## TO DO
Your response should consist of the full data, set down exactly.

## App and web page records
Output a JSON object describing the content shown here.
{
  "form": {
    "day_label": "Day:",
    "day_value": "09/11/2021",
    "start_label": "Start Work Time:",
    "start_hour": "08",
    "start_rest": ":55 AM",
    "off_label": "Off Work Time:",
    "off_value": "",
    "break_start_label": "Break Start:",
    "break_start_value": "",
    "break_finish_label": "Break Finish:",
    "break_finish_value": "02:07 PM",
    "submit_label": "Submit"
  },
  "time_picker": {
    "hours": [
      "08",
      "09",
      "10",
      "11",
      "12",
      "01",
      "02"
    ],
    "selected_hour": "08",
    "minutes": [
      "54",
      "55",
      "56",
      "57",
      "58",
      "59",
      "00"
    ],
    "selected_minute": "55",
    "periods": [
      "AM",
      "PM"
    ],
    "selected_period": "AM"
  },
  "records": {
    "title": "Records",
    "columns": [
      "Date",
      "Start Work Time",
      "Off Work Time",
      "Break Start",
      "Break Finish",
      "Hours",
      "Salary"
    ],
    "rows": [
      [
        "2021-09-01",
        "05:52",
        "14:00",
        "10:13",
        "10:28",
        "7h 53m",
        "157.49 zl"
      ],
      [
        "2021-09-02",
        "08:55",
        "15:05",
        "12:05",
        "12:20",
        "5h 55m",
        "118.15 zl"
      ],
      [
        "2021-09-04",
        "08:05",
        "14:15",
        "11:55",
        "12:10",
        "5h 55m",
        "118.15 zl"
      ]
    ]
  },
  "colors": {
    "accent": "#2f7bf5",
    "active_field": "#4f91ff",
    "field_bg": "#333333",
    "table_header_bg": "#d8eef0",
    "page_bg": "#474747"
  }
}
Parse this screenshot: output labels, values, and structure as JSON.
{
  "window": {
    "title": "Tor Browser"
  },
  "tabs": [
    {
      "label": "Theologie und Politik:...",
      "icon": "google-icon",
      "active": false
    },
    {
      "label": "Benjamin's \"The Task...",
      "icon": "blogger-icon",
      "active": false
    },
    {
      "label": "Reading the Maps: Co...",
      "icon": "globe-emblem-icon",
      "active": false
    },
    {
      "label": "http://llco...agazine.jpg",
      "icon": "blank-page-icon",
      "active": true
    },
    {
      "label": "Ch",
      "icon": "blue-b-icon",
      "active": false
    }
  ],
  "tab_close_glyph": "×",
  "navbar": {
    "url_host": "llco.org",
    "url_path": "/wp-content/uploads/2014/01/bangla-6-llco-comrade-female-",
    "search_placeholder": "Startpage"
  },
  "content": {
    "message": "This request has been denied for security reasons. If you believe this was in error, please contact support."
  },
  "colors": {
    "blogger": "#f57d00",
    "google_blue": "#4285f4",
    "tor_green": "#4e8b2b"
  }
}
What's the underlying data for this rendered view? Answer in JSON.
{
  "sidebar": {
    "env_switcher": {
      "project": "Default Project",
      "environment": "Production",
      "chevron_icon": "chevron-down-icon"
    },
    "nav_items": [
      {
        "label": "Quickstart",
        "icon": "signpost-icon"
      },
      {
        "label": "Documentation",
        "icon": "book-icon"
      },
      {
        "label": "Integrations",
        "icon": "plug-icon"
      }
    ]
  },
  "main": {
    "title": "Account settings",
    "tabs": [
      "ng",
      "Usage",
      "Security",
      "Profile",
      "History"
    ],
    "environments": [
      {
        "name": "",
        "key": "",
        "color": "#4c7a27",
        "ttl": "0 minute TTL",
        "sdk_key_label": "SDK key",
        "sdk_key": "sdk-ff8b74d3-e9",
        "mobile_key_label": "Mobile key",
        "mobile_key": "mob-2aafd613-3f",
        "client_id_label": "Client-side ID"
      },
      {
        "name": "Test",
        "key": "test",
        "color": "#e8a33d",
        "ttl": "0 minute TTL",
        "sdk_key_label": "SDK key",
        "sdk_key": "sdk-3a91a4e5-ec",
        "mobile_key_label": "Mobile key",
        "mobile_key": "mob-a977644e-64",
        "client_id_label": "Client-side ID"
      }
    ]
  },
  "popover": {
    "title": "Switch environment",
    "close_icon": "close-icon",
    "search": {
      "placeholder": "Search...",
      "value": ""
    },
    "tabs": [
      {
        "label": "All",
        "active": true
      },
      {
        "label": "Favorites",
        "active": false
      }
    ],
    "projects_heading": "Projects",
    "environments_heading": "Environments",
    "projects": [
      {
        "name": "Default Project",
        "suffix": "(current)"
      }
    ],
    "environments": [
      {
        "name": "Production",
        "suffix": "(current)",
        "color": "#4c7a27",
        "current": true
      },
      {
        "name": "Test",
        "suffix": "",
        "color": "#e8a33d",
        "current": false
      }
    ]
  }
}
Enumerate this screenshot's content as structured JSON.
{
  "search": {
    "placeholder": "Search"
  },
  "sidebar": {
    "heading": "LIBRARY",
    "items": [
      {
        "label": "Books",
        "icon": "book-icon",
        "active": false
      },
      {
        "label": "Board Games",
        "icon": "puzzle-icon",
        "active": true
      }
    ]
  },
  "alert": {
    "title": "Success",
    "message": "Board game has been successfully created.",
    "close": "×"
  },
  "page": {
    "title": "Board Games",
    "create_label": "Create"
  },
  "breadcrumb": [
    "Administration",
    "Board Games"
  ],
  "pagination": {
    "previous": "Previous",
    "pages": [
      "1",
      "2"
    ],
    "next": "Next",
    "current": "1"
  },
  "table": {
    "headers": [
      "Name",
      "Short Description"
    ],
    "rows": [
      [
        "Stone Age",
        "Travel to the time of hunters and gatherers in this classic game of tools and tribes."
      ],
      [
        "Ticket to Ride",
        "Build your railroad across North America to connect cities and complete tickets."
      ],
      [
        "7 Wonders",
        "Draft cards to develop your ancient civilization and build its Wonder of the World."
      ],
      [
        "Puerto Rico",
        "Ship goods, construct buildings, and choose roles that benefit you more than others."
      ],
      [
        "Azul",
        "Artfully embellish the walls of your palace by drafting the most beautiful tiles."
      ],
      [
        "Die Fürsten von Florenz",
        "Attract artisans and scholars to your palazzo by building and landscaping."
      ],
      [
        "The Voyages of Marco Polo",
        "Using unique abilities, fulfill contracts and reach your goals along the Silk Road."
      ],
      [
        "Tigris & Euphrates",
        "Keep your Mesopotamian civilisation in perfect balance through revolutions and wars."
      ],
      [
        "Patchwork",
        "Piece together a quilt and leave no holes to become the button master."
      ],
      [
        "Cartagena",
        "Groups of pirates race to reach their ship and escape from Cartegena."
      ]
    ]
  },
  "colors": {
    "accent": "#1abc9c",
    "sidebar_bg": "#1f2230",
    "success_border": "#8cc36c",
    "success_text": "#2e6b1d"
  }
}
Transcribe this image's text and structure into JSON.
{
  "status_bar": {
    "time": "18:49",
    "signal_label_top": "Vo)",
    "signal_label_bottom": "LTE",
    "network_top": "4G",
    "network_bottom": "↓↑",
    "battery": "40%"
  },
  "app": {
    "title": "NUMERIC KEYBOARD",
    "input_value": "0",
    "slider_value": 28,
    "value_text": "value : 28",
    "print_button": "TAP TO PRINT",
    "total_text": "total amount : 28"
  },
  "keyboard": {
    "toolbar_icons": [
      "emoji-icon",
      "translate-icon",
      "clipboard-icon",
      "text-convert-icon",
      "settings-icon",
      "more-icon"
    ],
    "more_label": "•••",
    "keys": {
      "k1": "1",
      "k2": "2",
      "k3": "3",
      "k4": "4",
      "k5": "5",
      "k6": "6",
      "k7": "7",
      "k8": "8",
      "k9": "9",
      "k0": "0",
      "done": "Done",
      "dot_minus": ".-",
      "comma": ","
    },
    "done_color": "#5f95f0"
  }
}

## OUTPUT
Output a JSON object describing the content shown here.
{
  "form": {
    "day_label": "Day:",
    "day_value": "09/11/2021",
    "start_label": "Start Work Time:",
    "start_hour": "08",
    "start_rest": ":55 AM",
    "off_label": "Off Work Time:",
    "off_value": "",
    "break_start_label": "Break Start:",
    "break_start_value": "",
    "break_finish_label": "Break Finish:",
    "break_finish_value": "02:07 PM",
    "submit_label": "Submit"
  },
  "time_picker": {
    "hours": [
      "08",
      "09",
      "10",
      "11",
      "12",
      "01",
      "02"
    ],
    "selected_hour": "08",
    "minutes": [
      "54",
      "55",
      "56",
      "57",
      "58",
      "59",
      "00"
    ],
    "selected_minute": "55",
    "periods": [
      "AM",
      "PM"
    ],
    "selected_period": "AM"
  },
  "records": {
    "title": "Records",
    "columns": [
      "Date",
      "Start Work Time",
      "Off Work Time",
      "Break Start",
      "Break Finish",
      "Hours",
      "Salary"
    ],
    "rows": [
      [
        "2021-09-01",
        "05:52",
        "14:00",
        "10:13",
        "10:28",
        "7h 53m",
        "157.49 zl"
      ],
      [
        "2021-09-02",
        "08:55",
        "15:05",
        "12:05",
        "12:20",
        "5h 55m",
        "118.15 zl"
      ],
      [
        "2021-09-04",
        "08:05",
        "14:15",
        "11:55",
        "12:10",
        "5h 55m",
        "118.15 zl"
      ]
    ]
  },
  "colors": {
    "accent": "#2f7bf5",
    "active_field": "#4f91ff",
    "field_bg": "#333333",
    "table_header_bg": "#d8eef0",
    "page_bg": "#474747"
  }
}
Parse this screenshot: output labels, values, and structure as JSON.
{
  "window": {
    "title": "Tor Browser"
  },
  "tabs": [
    {
      "label": "Theologie und Politik:...",
      "icon": "google-icon",
      "active": false
    },
    {
      "label": "Benjamin's \"The Task...",
      "icon": "blogger-icon",
      "active": false
    },
    {
      "label": "Reading the Maps: Co...",
      "icon": "globe-emblem-icon",
      "active": false
    },
    {
      "label": "http://llco...agazine.jpg",
      "icon": "blank-page-icon",
      "active": true
    },
    {
      "label": "Ch",
      "icon": "blue-b-icon",
      "active": false
    }
  ],
  "tab_close_glyph": "×",
  "navbar": {
    "url_host": "llco.org",
    "url_path": "/wp-content/uploads/2014/01/bangla-6-llco-comrade-female-",
    "search_placeholder": "Startpage"
  },
  "content": {
    "message": "This request has been denied for security reasons. If you believe this was in error, please contact support."
  },
  "colors": {
    "blogger": "#f57d00",
    "google_blue": "#4285f4",
    "tor_green": "#4e8b2b"
  }
}
What's the underlying data for this rendered view? Answer in JSON.
{
  "sidebar": {
    "env_switcher": {
      "project": "Default Project",
      "environment": "Production",
      "chevron_icon": "chevron-down-icon"
    },
    "nav_items": [
      {
        "label": "Quickstart",
        "icon": "signpost-icon"
      },
      {
        "label": "Documentation",
        "icon": "book-icon"
      },
      {
        "label": "Integrations",
        "icon": "plug-icon"
      }
    ]
  },
  "main": {
    "title": "Account settings",
    "tabs": [
      "ng",
      "Usage",
      "Security",
      "Profile",
      "History"
    ],
    "environments": [
      {
        "name": "",
        "key": "",
        "color": "#4c7a27",
        "ttl": "0 minute TTL",
        "sdk_key_label": "SDK key",
        "sdk_key": "sdk-ff8b74d3-e9",
        "mobile_key_label": "Mobile key",
        "mobile_key": "mob-2aafd613-3f",
        "client_id_label": "Client-side ID"
      },
      {
        "name": "Test",
        "key": "test",
        "color": "#e8a33d",
        "ttl": "0 minute TTL",
        "sdk_key_label": "SDK key",
        "sdk_key": "sdk-3a91a4e5-ec",
        "mobile_key_label": "Mobile key",
        "mobile_key": "mob-a977644e-64",
        "client_id_label": "Client-side ID"
      }
    ]
  },
  "popover": {
    "title": "Switch environment",
    "close_icon": "close-icon",
    "search": {
      "placeholder": "Search...",
      "value": ""
    },
    "tabs": [
      {
        "label": "All",
        "active": true
      },
      {
        "label": "Favorites",
        "active": false
      }
    ],
    "projects_heading": "Projects",
    "environments_heading": "Environments",
    "projects": [
      {
        "name": "Default Project",
        "suffix": "(current)"
      }
    ],
    "environments": [
      {
        "name": "Production",
        "suffix": "(current)",
        "color": "#4c7a27",
        "current": true
      },
      {
        "name": "Test",
        "suffix": "",
        "color": "#e8a33d",
        "current": false
      }
    ]
  }
}
Enumerate this screenshot's content as structured JSON.
{
  "search": {
    "placeholder": "Search"
  },
  "sidebar": {
    "heading": "LIBRARY",
    "items": [
      {
        "label": "Books",
        "icon": "book-icon",
        "active": false
      },
      {
        "label": "Board Games",
        "icon": "puzzle-icon",
        "active": true
      }
    ]
  },
  "alert": {
    "title": "Success",
    "message": "Board game has been successfully created.",
    "close": "×"
  },
  "page": {
    "title": "Board Games",
    "create_label": "Create"
  },
  "breadcrumb": [
    "Administration",
    "Board Games"
  ],
  "pagination": {
    "previous": "Previous",
    "pages": [
      "1",
      "2"
    ],
    "next": "Next",
    "current": "1"
  },
  "table": {
    "headers": [
      "Name",
      "Short Description"
    ],
    "rows": [
      [
        "Stone Age",
        "Travel to the time of hunters and gatherers in this classic game of tools and tribes."
      ],
      [
        "Ticket to Ride",
        "Build your railroad across North America to connect cities and complete tickets."
      ],
      [
        "7 Wonders",
        "Draft cards to develop your ancient civilization and build its Wonder of the World."
      ],
      [
        "Puerto Rico",
        "Ship goods, construct buildings, and choose roles that benefit you more than others."
      ],
      [
        "Azul",
        "Artfully embellish the walls of your palace by drafting the most beautiful tiles."
      ],
      [
        "Die Fürsten von Florenz",
        "Attract artisans and scholars to your palazzo by building and landscaping."
      ],
      [
        "The Voyages of Marco Polo",
        "Using unique abilities, fulfill contracts and reach your goals along the Silk Road."
      ],
      [
        "Tigris & Euphrates",
        "Keep your Mesopotamian civilisation in perfect balance through revolutions and wars."
      ],
      [
        "Patchwork",
        "Piece together a quilt and leave no holes to become the button master."
      ],
      [
        "Cartagena",
        "Groups of pirates race to reach their ship and escape from Cartegena."
      ]
    ]
  },
  "colors": {
    "accent": "#1abc9c",
    "sidebar_bg": "#1f2230",
    "success_border": "#8cc36c",
    "success_text": "#2e6b1d"
  }
}
Transcribe this image's text and structure into JSON.
{
  "status_bar": {
    "time": "18:49",
    "signal_label_top": "Vo)",
    "signal_label_bottom": "LTE",
    "network_top": "4G",
    "network_bottom": "↓↑",
    "battery": "40%"
  },
  "app": {
    "title": "NUMERIC KEYBOARD",
    "input_value": "0",
    "slider_value": 28,
    "value_text": "value : 28",
    "print_button": "TAP TO PRINT",
    "total_text": "total amount : 28"
  },
  "keyboard": {
    "toolbar_icons": [
      "emoji-icon",
      "translate-icon",
      "clipboard-icon",
      "text-convert-icon",
      "settings-icon",
      "more-icon"
    ],
    "more_label": "•••",
    "keys": {
      "k1": "1",
      "k2": "2",
      "k3": "3",
      "k4": "4",
      "k5": "5",
      "k6": "6",
      "k7": "7",
      "k8": "8",
      "k9": "9",
      "k0": "0",
      "done": "Done",
      "dot_minus": ".-",
      "comma": ","
    },
    "done_color": "#5f95f0"
  }
}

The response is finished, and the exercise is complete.